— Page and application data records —
= Beginning of Section =

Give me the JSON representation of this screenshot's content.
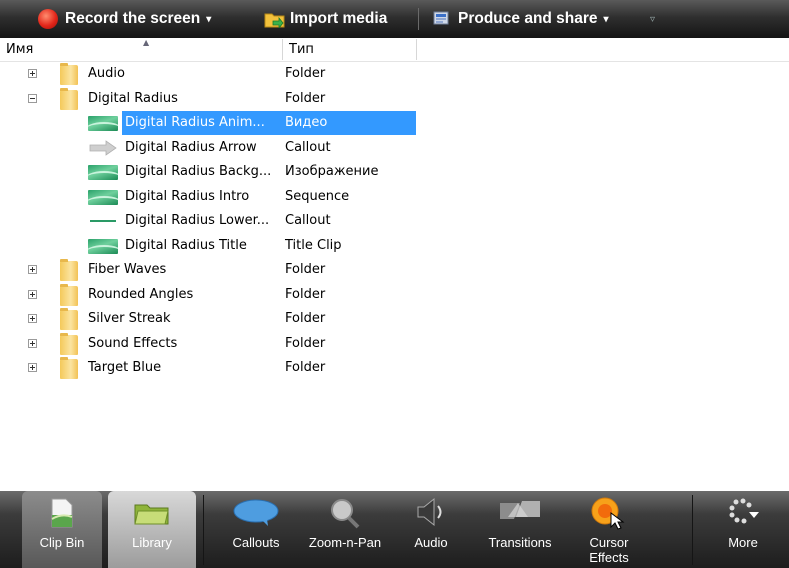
{
  "toolbar": {
    "record_label": "Record the screen",
    "import_label": "Import media",
    "produce_label": "Produce and share",
    "caret": "▾",
    "overflow": "▿"
  },
  "columns": {
    "name": "Имя",
    "type": "Тип",
    "sort_glyph": "▲"
  },
  "rows": [
    {
      "name": "Audio",
      "type": "Folder",
      "icon": "folder-icon",
      "expander": "plus"
    },
    {
      "name": "Digital Radius",
      "type": "Folder",
      "icon": "folder-icon",
      "expander": "minus"
    },
    {
      "name": "Digital Radius Anim...",
      "type": "Видео",
      "icon": "video-clip-icon",
      "selected": true
    },
    {
      "name": "Digital Radius Arrow",
      "type": "Callout",
      "icon": "arrow-callout-icon"
    },
    {
      "name": "Digital Radius Backg...",
      "type": "Изображение",
      "icon": "image-icon"
    },
    {
      "name": "Digital Radius Intro",
      "type": "Sequence",
      "icon": "sequence-icon"
    },
    {
      "name": "Digital Radius Lower...",
      "type": "Callout",
      "icon": "line-callout-icon"
    },
    {
      "name": "Digital Radius Title",
      "type": "Title Clip",
      "icon": "title-clip-icon"
    },
    {
      "name": "Fiber Waves",
      "type": "Folder",
      "icon": "folder-icon",
      "expander": "plus"
    },
    {
      "name": "Rounded Angles",
      "type": "Folder",
      "icon": "folder-icon",
      "expander": "plus"
    },
    {
      "name": "Silver Streak",
      "type": "Folder",
      "icon": "folder-icon",
      "expander": "plus"
    },
    {
      "name": "Sound Effects",
      "type": "Folder",
      "icon": "folder-icon",
      "expander": "plus"
    },
    {
      "name": "Target Blue",
      "type": "Folder",
      "icon": "folder-icon",
      "expander": "plus"
    }
  ],
  "tabs": [
    {
      "label": "Clip Bin",
      "icon": "clip-bin-icon"
    },
    {
      "label": "Library",
      "icon": "library-icon",
      "active": true
    },
    {
      "label": "Callouts",
      "icon": "callout-bubble-icon"
    },
    {
      "label": "Zoom-n-Pan",
      "icon": "magnifier-icon"
    },
    {
      "label": "Audio",
      "icon": "speaker-icon"
    },
    {
      "label": "Transitions",
      "icon": "transitions-icon"
    },
    {
      "label": "Cursor Effects",
      "icon": "cursor-effects-icon"
    },
    {
      "label": "More",
      "icon": "more-icon"
    }
  ],
  "colors": {
    "selection": "#3399ff",
    "record": "#e3261a",
    "toolbar": "#2f2f2f"
  }
}
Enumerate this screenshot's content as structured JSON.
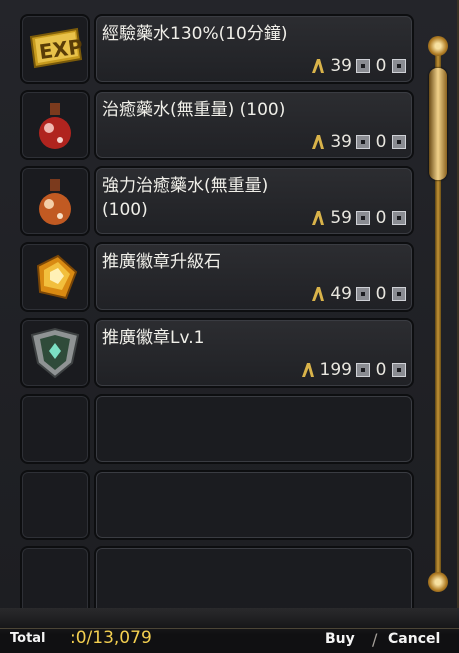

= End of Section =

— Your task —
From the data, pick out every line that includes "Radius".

— Solution to the exercise —
      "name": "Digital Radius",
      "name": "Digital Radius Anim...",
      "name": "Digital Radius Arrow",
      "name": "Digital Radius Backg...",
      "name": "Digital Radius Intro",
      "name": "Digital Radius Lower...",
      "name": "Digital Radius Title",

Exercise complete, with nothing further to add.